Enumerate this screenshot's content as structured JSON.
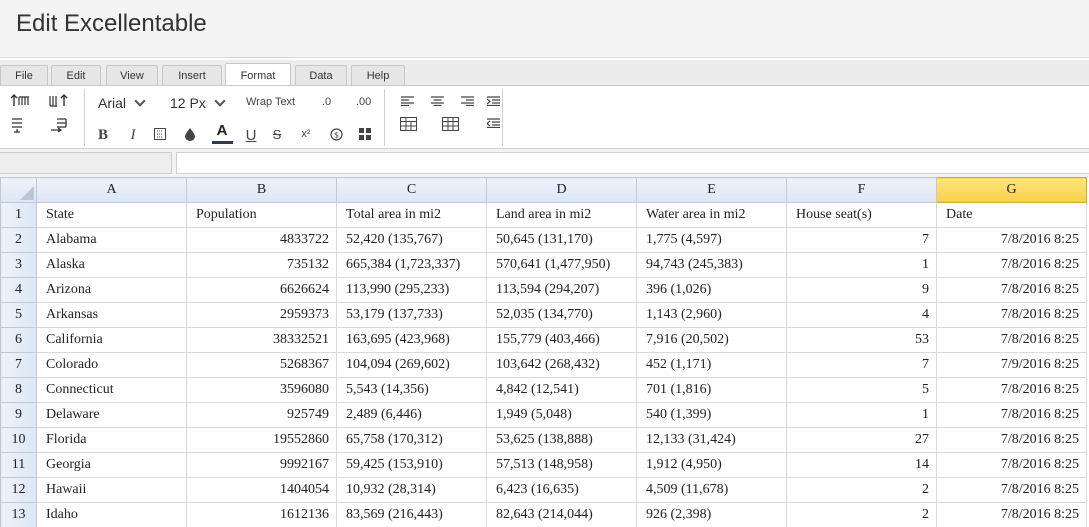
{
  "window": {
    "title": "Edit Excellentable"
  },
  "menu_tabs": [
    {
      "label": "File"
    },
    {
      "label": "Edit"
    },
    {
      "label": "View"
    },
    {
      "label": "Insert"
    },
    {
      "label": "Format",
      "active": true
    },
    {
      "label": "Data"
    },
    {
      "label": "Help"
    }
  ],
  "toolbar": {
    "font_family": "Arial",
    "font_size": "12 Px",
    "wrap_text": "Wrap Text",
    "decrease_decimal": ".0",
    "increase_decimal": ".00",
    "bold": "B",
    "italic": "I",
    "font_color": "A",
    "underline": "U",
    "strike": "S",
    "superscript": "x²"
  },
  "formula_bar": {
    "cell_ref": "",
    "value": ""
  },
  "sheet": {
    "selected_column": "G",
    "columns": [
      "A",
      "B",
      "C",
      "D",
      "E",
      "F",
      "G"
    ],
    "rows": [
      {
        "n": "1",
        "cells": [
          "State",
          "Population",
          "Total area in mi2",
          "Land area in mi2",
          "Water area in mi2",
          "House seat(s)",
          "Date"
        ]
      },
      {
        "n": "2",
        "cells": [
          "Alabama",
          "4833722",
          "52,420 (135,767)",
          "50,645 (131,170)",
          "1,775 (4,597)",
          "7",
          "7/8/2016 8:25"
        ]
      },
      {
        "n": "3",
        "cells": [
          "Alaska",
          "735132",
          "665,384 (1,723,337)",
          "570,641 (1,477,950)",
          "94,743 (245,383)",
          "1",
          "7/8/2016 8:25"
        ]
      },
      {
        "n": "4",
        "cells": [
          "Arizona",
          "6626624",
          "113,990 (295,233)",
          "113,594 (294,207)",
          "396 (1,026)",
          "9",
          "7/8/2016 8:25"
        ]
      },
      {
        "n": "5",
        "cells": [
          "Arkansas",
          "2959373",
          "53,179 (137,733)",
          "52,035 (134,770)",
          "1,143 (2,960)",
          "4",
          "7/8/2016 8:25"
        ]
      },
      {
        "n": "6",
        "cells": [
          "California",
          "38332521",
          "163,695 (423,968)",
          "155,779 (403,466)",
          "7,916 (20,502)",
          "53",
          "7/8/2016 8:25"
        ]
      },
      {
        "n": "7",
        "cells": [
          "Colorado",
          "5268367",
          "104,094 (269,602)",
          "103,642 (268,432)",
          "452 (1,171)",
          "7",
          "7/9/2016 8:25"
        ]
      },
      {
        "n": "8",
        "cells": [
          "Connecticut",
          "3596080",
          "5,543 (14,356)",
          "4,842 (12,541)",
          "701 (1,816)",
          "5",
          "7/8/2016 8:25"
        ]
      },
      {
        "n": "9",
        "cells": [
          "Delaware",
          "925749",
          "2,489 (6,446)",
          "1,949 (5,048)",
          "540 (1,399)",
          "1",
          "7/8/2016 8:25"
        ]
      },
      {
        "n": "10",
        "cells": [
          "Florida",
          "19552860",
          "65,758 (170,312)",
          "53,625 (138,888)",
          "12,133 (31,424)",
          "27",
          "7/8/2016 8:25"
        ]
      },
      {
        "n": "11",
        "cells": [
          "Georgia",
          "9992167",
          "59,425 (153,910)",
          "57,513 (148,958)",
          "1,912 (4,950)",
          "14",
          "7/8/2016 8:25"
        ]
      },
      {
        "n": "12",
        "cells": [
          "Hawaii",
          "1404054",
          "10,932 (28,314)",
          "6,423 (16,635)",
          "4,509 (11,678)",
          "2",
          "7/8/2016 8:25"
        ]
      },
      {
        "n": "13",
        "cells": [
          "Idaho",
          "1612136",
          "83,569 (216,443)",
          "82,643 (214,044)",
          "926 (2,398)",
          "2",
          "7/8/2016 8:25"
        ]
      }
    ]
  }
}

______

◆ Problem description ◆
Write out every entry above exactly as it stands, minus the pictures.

◆ Result ◆
Enumerate this screenshot's content as structured JSON.
{
  "window": {
    "title": "Edit Excellentable"
  },
  "menu_tabs": [
    {
      "label": "File"
    },
    {
      "label": "Edit"
    },
    {
      "label": "View"
    },
    {
      "label": "Insert"
    },
    {
      "label": "Format",
      "active": true
    },
    {
      "label": "Data"
    },
    {
      "label": "Help"
    }
  ],
  "toolbar": {
    "font_family": "Arial",
    "font_size": "12 Px",
    "wrap_text": "Wrap Text",
    "decrease_decimal": ".0",
    "increase_decimal": ".00",
    "bold": "B",
    "italic": "I",
    "font_color": "A",
    "underline": "U",
    "strike": "S",
    "superscript": "x²"
  },
  "formula_bar": {
    "cell_ref": "",
    "value": ""
  },
  "sheet": {
    "selected_column": "G",
    "columns": [
      "A",
      "B",
      "C",
      "D",
      "E",
      "F",
      "G"
    ],
    "rows": [
      {
        "n": "1",
        "cells": [
          "State",
          "Population",
          "Total area in mi2",
          "Land area in mi2",
          "Water area in mi2",
          "House seat(s)",
          "Date"
        ]
      },
      {
        "n": "2",
        "cells": [
          "Alabama",
          "4833722",
          "52,420 (135,767)",
          "50,645 (131,170)",
          "1,775 (4,597)",
          "7",
          "7/8/2016 8:25"
        ]
      },
      {
        "n": "3",
        "cells": [
          "Alaska",
          "735132",
          "665,384 (1,723,337)",
          "570,641 (1,477,950)",
          "94,743 (245,383)",
          "1",
          "7/8/2016 8:25"
        ]
      },
      {
        "n": "4",
        "cells": [
          "Arizona",
          "6626624",
          "113,990 (295,233)",
          "113,594 (294,207)",
          "396 (1,026)",
          "9",
          "7/8/2016 8:25"
        ]
      },
      {
        "n": "5",
        "cells": [
          "Arkansas",
          "2959373",
          "53,179 (137,733)",
          "52,035 (134,770)",
          "1,143 (2,960)",
          "4",
          "7/8/2016 8:25"
        ]
      },
      {
        "n": "6",
        "cells": [
          "California",
          "38332521",
          "163,695 (423,968)",
          "155,779 (403,466)",
          "7,916 (20,502)",
          "53",
          "7/8/2016 8:25"
        ]
      },
      {
        "n": "7",
        "cells": [
          "Colorado",
          "5268367",
          "104,094 (269,602)",
          "103,642 (268,432)",
          "452 (1,171)",
          "7",
          "7/9/2016 8:25"
        ]
      },
      {
        "n": "8",
        "cells": [
          "Connecticut",
          "3596080",
          "5,543 (14,356)",
          "4,842 (12,541)",
          "701 (1,816)",
          "5",
          "7/8/2016 8:25"
        ]
      },
      {
        "n": "9",
        "cells": [
          "Delaware",
          "925749",
          "2,489 (6,446)",
          "1,949 (5,048)",
          "540 (1,399)",
          "1",
          "7/8/2016 8:25"
        ]
      },
      {
        "n": "10",
        "cells": [
          "Florida",
          "19552860",
          "65,758 (170,312)",
          "53,625 (138,888)",
          "12,133 (31,424)",
          "27",
          "7/8/2016 8:25"
        ]
      },
      {
        "n": "11",
        "cells": [
          "Georgia",
          "9992167",
          "59,425 (153,910)",
          "57,513 (148,958)",
          "1,912 (4,950)",
          "14",
          "7/8/2016 8:25"
        ]
      },
      {
        "n": "12",
        "cells": [
          "Hawaii",
          "1404054",
          "10,932 (28,314)",
          "6,423 (16,635)",
          "4,509 (11,678)",
          "2",
          "7/8/2016 8:25"
        ]
      },
      {
        "n": "13",
        "cells": [
          "Idaho",
          "1612136",
          "83,569 (216,443)",
          "82,643 (214,044)",
          "926 (2,398)",
          "2",
          "7/8/2016 8:25"
        ]
      }
    ]
  }
}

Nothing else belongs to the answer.